These are known as “exempt gifts”. Gifts between spouses or civil partners also do not usually incur an Inheritance tax charge if they live in the UK permanently. Gifts can be anything that has a value, such as money, property or possessions or a loss in value when something’s transferred, for example, if you sell your house to your child for less than it’s worth, the difference in the value would count as a gift.
The spouse and civil partner exemption
All transfers of property made directly to your spouse or civil partner are exempt from Inheritance Tax completely unless the spouse or civil partner is not domiciled in the UK. This covers both transfers made on death and lifetime transfers. However, if your Spouse or Civil Partner is not domiciled in the UK, the rules differ and the exemption for transfers is restricted to the nil rate band.
- Transfers to UK- Domiciled spouse or Civil Partner
- Transfers to your non-UK Domiciled spouse or Civil Partner which are covered by the nil rate band
- Transfers covered by the general or lifetime exemption
- Any transfers which do not result in an increase in the value of the transferee’s estate
- Transfers of value caused by alterations to share capital, loan capital or other rights in most private companies
- A transfer of value to a disabled trust that does not consist of a transfer of property into the trust
- Gifts to charities or political parties.
© Thandi Nicholls Ltd 2023 All Rights Reserved – The above articles are provided for guidance only and may not cover your personal circumstances so you should not rely on them.

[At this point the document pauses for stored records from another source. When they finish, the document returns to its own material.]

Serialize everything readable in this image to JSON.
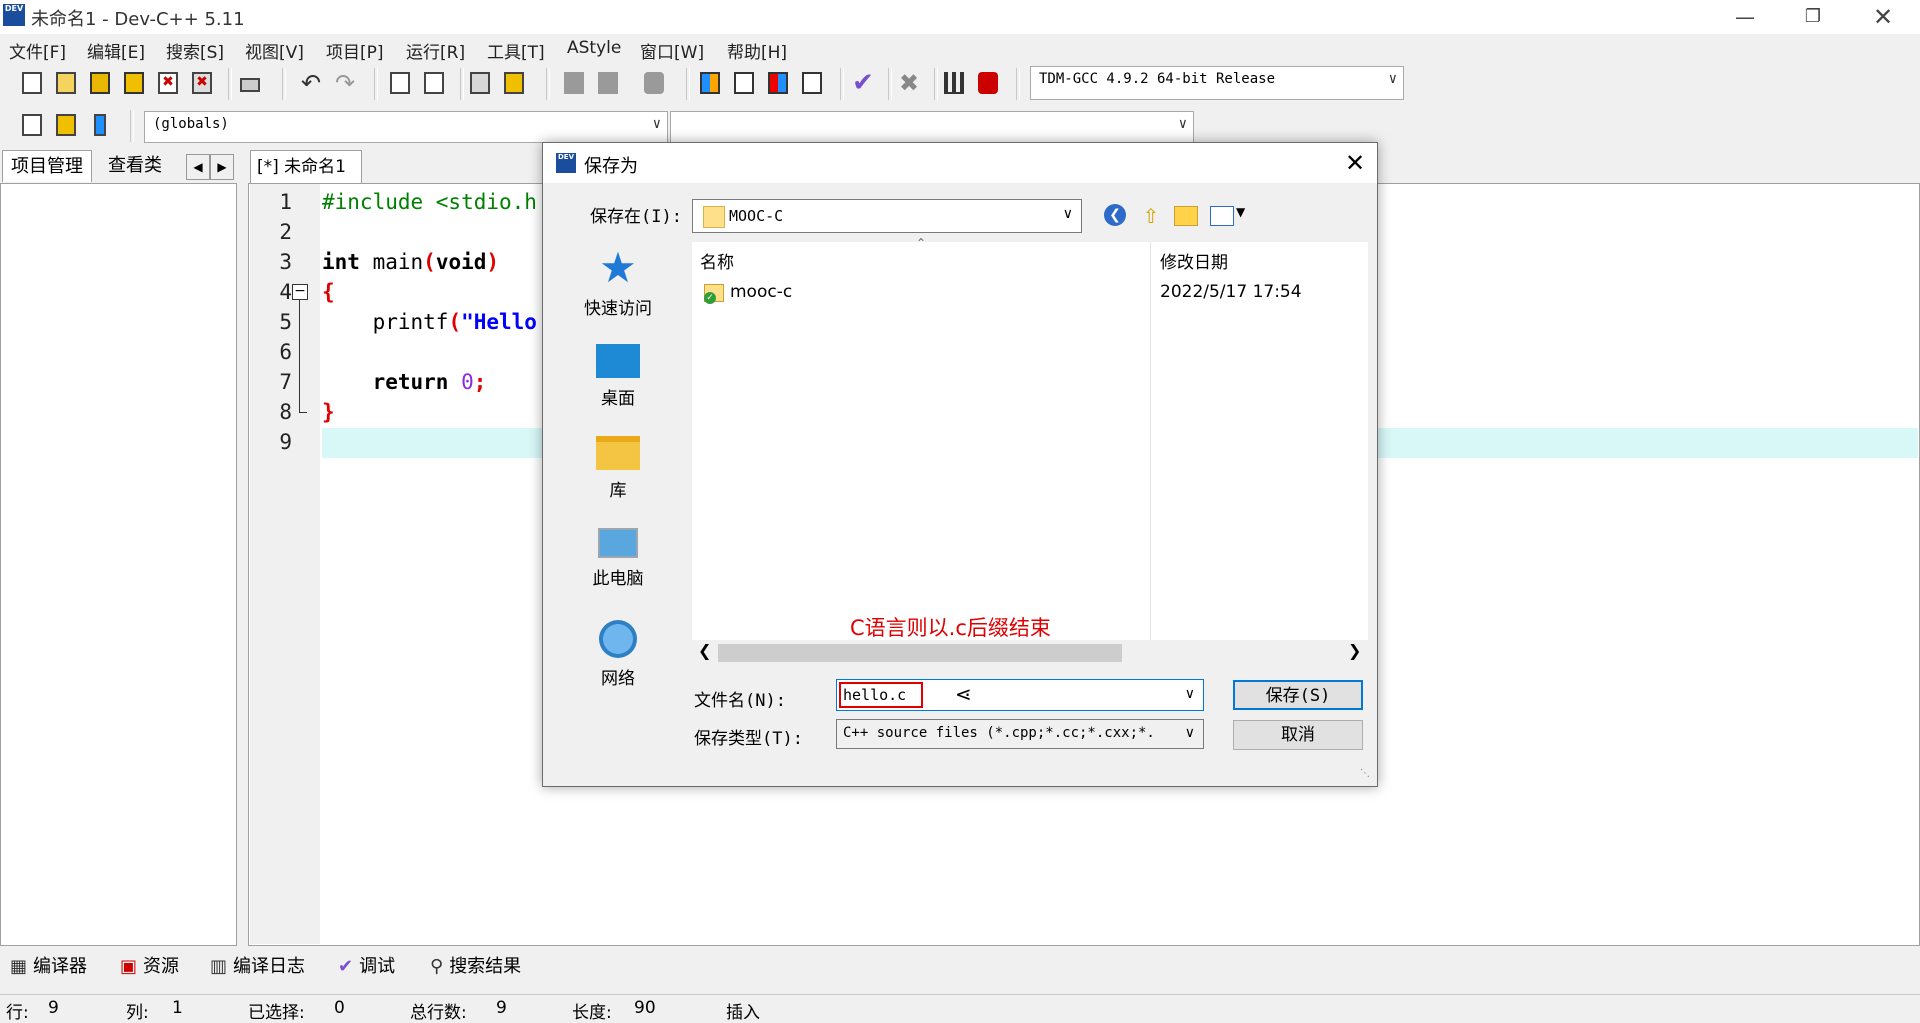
{
  "window": {
    "title": "未命名1 - Dev-C++ 5.11",
    "app_icon_text": "DEV"
  },
  "menu": [
    "文件[F]",
    "编辑[E]",
    "搜索[S]",
    "视图[V]",
    "项目[P]",
    "运行[R]",
    "工具[T]",
    "AStyle",
    "窗口[W]",
    "帮助[H]"
  ],
  "toolbar": {
    "compiler_select": "TDM-GCC 4.9.2 64-bit Release",
    "scope_select": "(globals)",
    "member_select": ""
  },
  "left_panel": {
    "tabs": [
      "项目管理",
      "查看类"
    ]
  },
  "editor": {
    "tab_label": "[*] 未命名1",
    "line_numbers": [
      "1",
      "2",
      "3",
      "4",
      "5",
      "6",
      "7",
      "8",
      "9"
    ]
  },
  "code": {
    "l1": "#include <stdio.h",
    "l3_kw": "int",
    "l3_rest": " main",
    "l3_paren_open": "(",
    "l3_void": "void",
    "l3_paren_close": ")",
    "l4": "{",
    "l5_fn": "    printf",
    "l5_paren": "(",
    "l5_str": "\"Hello",
    "l7_kw": "    return",
    "l7_num": " 0",
    "l7_semi": ";",
    "l8": "}"
  },
  "dialog": {
    "title": "保存为",
    "icon_text": "DEV",
    "save_in_label": "保存在(I):",
    "save_in_value": "MOOC-C",
    "places": [
      "快速访问",
      "桌面",
      "库",
      "此电脑",
      "网络"
    ],
    "columns": {
      "name": "名称",
      "modified": "修改日期"
    },
    "files": [
      {
        "name": "mooc-c",
        "modified": "2022/5/17 17:54"
      }
    ],
    "filename_label": "文件名(N):",
    "filename_value": "hello.c",
    "filetype_label": "保存类型(T):",
    "filetype_value": "C++ source files (*.cpp;*.cc;*.cxx;*.",
    "save_button": "保存(S)",
    "cancel_button": "取消",
    "annotation": "C语言则以.c后缀结束"
  },
  "bottom_tabs": [
    "编译器",
    "资源",
    "编译日志",
    "调试",
    "搜索结果"
  ],
  "status": {
    "row_label": "行:",
    "row_value": "9",
    "col_label": "列:",
    "col_value": "1",
    "sel_label": "已选择:",
    "sel_value": "0",
    "lines_label": "总行数:",
    "lines_value": "9",
    "len_label": "长度:",
    "len_value": "90",
    "mode": "插入"
  },
  "icons": [
    "new-file-icon",
    "open-icon",
    "save-icon",
    "save-all-icon",
    "close-icon",
    "close-all-icon",
    "print-icon",
    "undo-icon",
    "redo-icon",
    "find-icon",
    "replace-icon",
    "indent-icon",
    "unindent-icon",
    "back-icon",
    "forward-icon",
    "bookmark-icon",
    "compile-icon",
    "run-icon",
    "compile-run-icon",
    "rebuild-icon",
    "check-icon",
    "stop-icon",
    "chart-icon",
    "debug-icon"
  ]
}
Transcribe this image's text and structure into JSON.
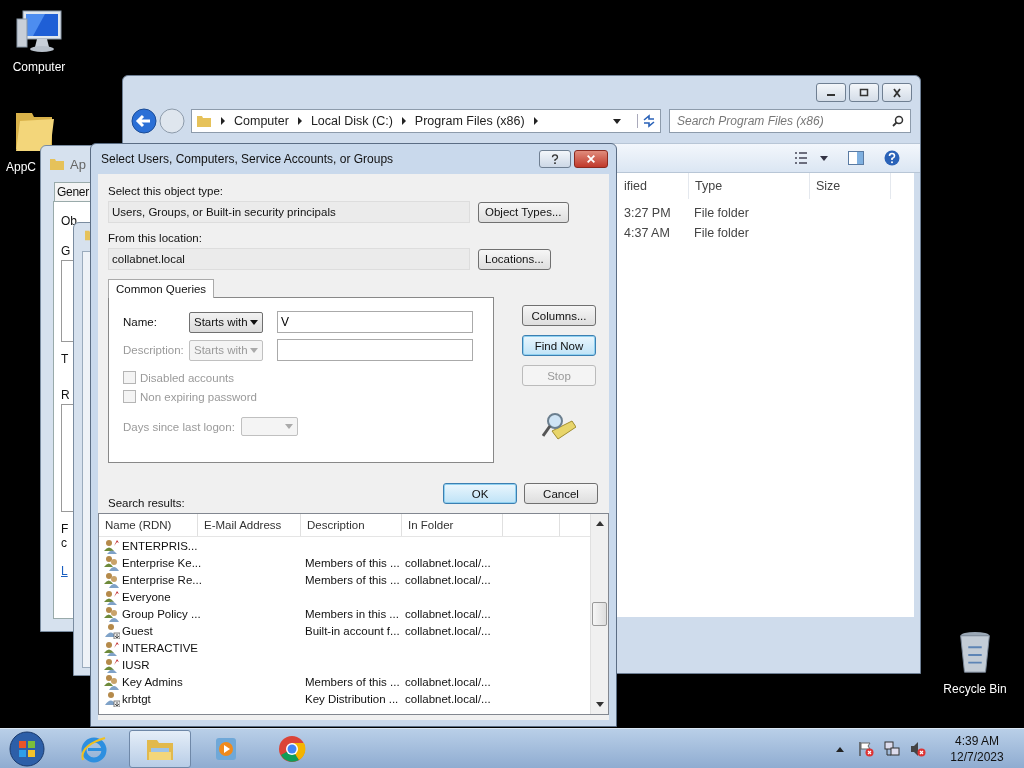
{
  "desktop_icons": [
    {
      "label": "Computer",
      "kind": "computer"
    },
    {
      "label": "AppC",
      "kind": "folder"
    },
    {
      "label": "Recycle Bin",
      "kind": "recycle"
    }
  ],
  "explorer": {
    "breadcrumb": [
      "Computer",
      "Local Disk (C:)",
      "Program Files (x86)"
    ],
    "search": {
      "placeholder": "Search Program Files (x86)"
    },
    "columns": [
      "ified",
      "Type",
      "Size"
    ],
    "rows": [
      [
        "3:27 PM",
        "File folder"
      ],
      [
        "4:37 AM",
        "File folder"
      ]
    ]
  },
  "back_window": {
    "title": "Ap",
    "tab": "Gener",
    "fragments": [
      "Ob",
      "G",
      "T",
      "R",
      "F",
      "c"
    ],
    "link": "L"
  },
  "dialog": {
    "title": "Select Users, Computers, Service Accounts, or Groups",
    "object_type": {
      "label": "Select this object type:",
      "value": "Users, Groups, or Built-in security principals",
      "button": "Object Types..."
    },
    "location": {
      "label": "From this location:",
      "value": "collabnet.local",
      "button": "Locations..."
    },
    "tab": {
      "label": "Common Queries",
      "selected": true
    },
    "queries": [
      {
        "label": "Name:",
        "mode": "Starts with",
        "value": "V",
        "disabled": false
      },
      {
        "label": "Description:",
        "mode": "Starts with",
        "disabled": true
      }
    ],
    "checkboxes": [
      {
        "label": "Disabled accounts",
        "checked": false,
        "disabled": true
      },
      {
        "label": "Non expiring password",
        "checked": false,
        "disabled": true
      }
    ],
    "days": {
      "label": "Days since last logon:",
      "disabled": true
    },
    "side_buttons": [
      {
        "label": "Columns...",
        "default": false,
        "disabled": false
      },
      {
        "label": "Find Now",
        "default": true,
        "disabled": false
      },
      {
        "label": "Stop",
        "default": false,
        "disabled": true
      }
    ],
    "ok": {
      "label": "OK",
      "default": true
    },
    "cancel": {
      "label": "Cancel",
      "default": false
    },
    "results_label": "Search results:",
    "results": {
      "columns": [
        "Name (RDN)",
        "E-Mail Address",
        "Description",
        "In Folder"
      ],
      "rows": [
        {
          "kind": "special",
          "name": "ENTERPRIS..."
        },
        {
          "kind": "group",
          "name": "Enterprise Ke...",
          "description": "Members of this ...",
          "folder": "collabnet.local/..."
        },
        {
          "kind": "group",
          "name": "Enterprise Re...",
          "description": "Members of this ...",
          "folder": "collabnet.local/..."
        },
        {
          "kind": "special",
          "name": "Everyone"
        },
        {
          "kind": "group",
          "name": "Group Policy ...",
          "description": "Members in this ...",
          "folder": "collabnet.local/..."
        },
        {
          "kind": "user",
          "name": "Guest",
          "description": "Built-in account f...",
          "folder": "collabnet.local/..."
        },
        {
          "kind": "special",
          "name": "INTERACTIVE"
        },
        {
          "kind": "special",
          "name": "IUSR"
        },
        {
          "kind": "group",
          "name": "Key Admins",
          "description": "Members of this ...",
          "folder": "collabnet.local/..."
        },
        {
          "kind": "user",
          "name": "krbtgt",
          "description": "Key Distribution ...",
          "folder": "collabnet.local/..."
        }
      ]
    }
  },
  "taskbar": {
    "apps": [
      {
        "kind": "ie",
        "selected": false
      },
      {
        "kind": "explorer",
        "selected": true
      },
      {
        "kind": "media",
        "selected": false
      },
      {
        "kind": "chrome",
        "selected": false
      }
    ],
    "tray": [
      {
        "kind": "flag"
      },
      {
        "kind": "network"
      },
      {
        "kind": "volume"
      }
    ],
    "time": "4:39 AM",
    "date": "12/7/2023"
  }
}
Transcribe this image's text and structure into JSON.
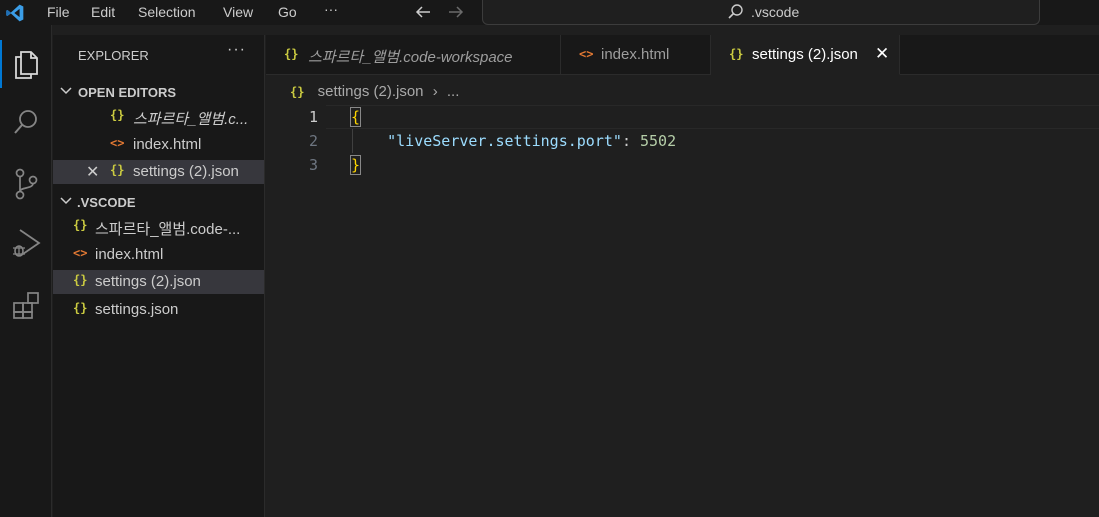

It is important that you seek appropriate professional advice which takes into account your personal circumstances where you can provide the full facts of the case and all documents related to your case. Thandi Nicholls Ltd t/a uklandlordtax.co.uk, S Thandi or M S Bains cannot be held responsible for the consequences of any action or the consequences of deciding not to act.
Do you have a question for our experts?
If there’s a property tax issue that has you puzzled or worried, get in touch. Everyone on our team loves to talk, especially when it helps people like you find peace of mind.